We have now managed to create a vast network of British Farms which we strongly believe provide superior products; for example we source our strawberry’s from Kent and Potatoes from Cambridgeshire both from the regions which we have found to have the best quality of product, however we are always searching for new farms to add to the network and as such believe we can constantly find the best Britain has to offer. Thus when we are able to find a fantastic British product this is what we will stock for our customers. However we also feel that it is ridiculous to intentionally deny our customers the pleasure of exploring specialist products from the rest of Europe and beyond.
Although we do promote the British Product our main aim remains to bring the very optimum in Quality even if it does mean we have to travel for the taste.
Turnips have now been around for over 15 years – run by Fred and Caroline Foster who met at Tatchbrook street market in Pimlico. Fred took over ‘The Fosters of Pimlico` with Caroline over 20 years ago, this was a business which had run in the Foster Family for three generations displaying a clear expertise and apparent know-how in this particular field of business. Fred however began to branch out from the specialist yet restrictive constraints of the family stalls. It was the expertise, guidance and extremely high demands of the three Michelin star chef Nico Ladenis which opened this 3rd generation stall to the wider possibilities inherent within the sourcing of products from different markets and farms in search of the highest quality produce. It was here that the ethos behind the company now known as Turnips began.

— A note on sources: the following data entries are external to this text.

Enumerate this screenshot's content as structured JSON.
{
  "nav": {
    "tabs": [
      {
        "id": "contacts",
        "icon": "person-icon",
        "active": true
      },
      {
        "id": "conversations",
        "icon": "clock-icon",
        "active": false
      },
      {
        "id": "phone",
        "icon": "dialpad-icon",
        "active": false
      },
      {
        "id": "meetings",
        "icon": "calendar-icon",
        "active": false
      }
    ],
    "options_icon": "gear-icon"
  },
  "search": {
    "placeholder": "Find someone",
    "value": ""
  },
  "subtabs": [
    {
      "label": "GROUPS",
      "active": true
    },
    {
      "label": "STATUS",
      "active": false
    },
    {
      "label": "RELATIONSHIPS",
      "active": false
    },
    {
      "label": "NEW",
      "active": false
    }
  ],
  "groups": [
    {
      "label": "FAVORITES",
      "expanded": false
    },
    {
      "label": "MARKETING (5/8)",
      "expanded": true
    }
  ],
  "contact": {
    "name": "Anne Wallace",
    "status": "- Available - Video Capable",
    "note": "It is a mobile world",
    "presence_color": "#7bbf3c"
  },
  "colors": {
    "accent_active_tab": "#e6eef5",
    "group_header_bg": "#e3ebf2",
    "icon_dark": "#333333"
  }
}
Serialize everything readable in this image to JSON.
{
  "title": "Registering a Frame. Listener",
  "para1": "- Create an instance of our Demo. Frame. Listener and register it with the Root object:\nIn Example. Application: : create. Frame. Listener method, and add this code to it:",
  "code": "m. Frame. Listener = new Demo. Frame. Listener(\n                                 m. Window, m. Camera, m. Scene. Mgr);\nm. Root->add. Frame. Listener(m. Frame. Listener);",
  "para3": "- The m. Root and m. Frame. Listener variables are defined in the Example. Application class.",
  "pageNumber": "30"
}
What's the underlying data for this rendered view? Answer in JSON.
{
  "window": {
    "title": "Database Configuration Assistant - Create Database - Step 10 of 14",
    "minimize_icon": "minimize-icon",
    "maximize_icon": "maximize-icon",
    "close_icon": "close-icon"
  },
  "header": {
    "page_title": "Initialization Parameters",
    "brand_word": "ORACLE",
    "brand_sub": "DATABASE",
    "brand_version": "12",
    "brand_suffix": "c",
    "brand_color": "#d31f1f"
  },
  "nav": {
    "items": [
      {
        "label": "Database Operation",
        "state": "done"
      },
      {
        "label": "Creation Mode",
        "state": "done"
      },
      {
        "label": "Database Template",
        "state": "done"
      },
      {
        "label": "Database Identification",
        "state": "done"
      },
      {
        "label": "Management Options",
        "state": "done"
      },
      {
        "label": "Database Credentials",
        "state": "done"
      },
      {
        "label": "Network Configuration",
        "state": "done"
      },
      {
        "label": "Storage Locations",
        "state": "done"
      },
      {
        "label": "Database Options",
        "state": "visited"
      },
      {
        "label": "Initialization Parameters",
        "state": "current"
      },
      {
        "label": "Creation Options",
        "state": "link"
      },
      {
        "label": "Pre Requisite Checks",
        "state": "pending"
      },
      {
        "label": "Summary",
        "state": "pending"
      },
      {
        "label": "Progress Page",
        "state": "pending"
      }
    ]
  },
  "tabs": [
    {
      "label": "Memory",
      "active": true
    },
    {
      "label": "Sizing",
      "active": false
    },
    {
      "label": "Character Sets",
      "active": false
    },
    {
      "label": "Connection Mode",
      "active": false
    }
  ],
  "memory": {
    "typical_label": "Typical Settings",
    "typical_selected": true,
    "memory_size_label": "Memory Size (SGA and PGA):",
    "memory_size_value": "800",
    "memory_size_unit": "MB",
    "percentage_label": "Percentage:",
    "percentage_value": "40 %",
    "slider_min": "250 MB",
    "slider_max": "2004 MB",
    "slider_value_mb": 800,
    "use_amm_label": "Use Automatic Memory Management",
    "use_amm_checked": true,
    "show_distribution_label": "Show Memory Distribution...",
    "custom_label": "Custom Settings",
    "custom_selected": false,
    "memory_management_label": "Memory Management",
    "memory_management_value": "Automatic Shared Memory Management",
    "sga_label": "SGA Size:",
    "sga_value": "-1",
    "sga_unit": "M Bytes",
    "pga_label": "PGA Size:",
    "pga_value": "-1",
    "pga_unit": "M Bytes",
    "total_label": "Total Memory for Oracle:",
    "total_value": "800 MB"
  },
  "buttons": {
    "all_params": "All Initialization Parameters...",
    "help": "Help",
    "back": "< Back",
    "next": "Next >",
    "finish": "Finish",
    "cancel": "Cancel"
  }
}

Whilst still at their stall in Pimlico Fred and Caroline began to earn themselves a reputation for quality produce; so much so that the late Jennifer Patterson of the two fat Ladies’ would rave about the produce on display in the ‘spectator’. Unfortunately due to the seemingly unstoppable rise of the supermarket and the subsequent demise of the market stall the ‘Fosters of Pimlico’ was forced out of Tatchbrook street market. At this time the Borough Market was a diminishing wholesale market, yet unlike many of the major international wholesale markets in London it retained its charm and also a very strong connection to the British Farmer, this market not only offered these attributes but also gave Fred the opportunity to source produce from the other three major markets nearby, thus providing an ideal base from which Fred and Caroline were able to continue their push towards quality. The Name `Turnips’ came about through Fred`s love for Football, at the time the England Manager (Graham Taylor) had been dubbed ‘Turniphead’ by the Mirror and thus in an attempt to link his new business with football Fred named his business after the embarrassed England coach. Having now found a name and location Turnips was born.
In these early days Turnips was a strictly Wholesaling/catering company of which they were the only kind in the Market which allowed for the company to develop in a unique manor and as such the reputation of Turnips began to grow amongst London’s most elite Restaurants. Soon word had spread to the most popular of Television Chefs; Jamie Oliver, having heard tell of the specialist produce on offer at Turnips paid the war-mouse a visit and wondered how a business could possibly survive in this failing market. that was the Borough. Jamie was thus invited to the very first quarterly ‘’Warehouse Sale` of which Turnips was the only business within the market to participate in. Jamie’s interest in the Retailing potential of the Borough Market grew and the publicity drawn by him was indeed a great boost to this young enterprise. From those early days the Retail aspect of the market and indeed Turnips itself has grown phenomenally.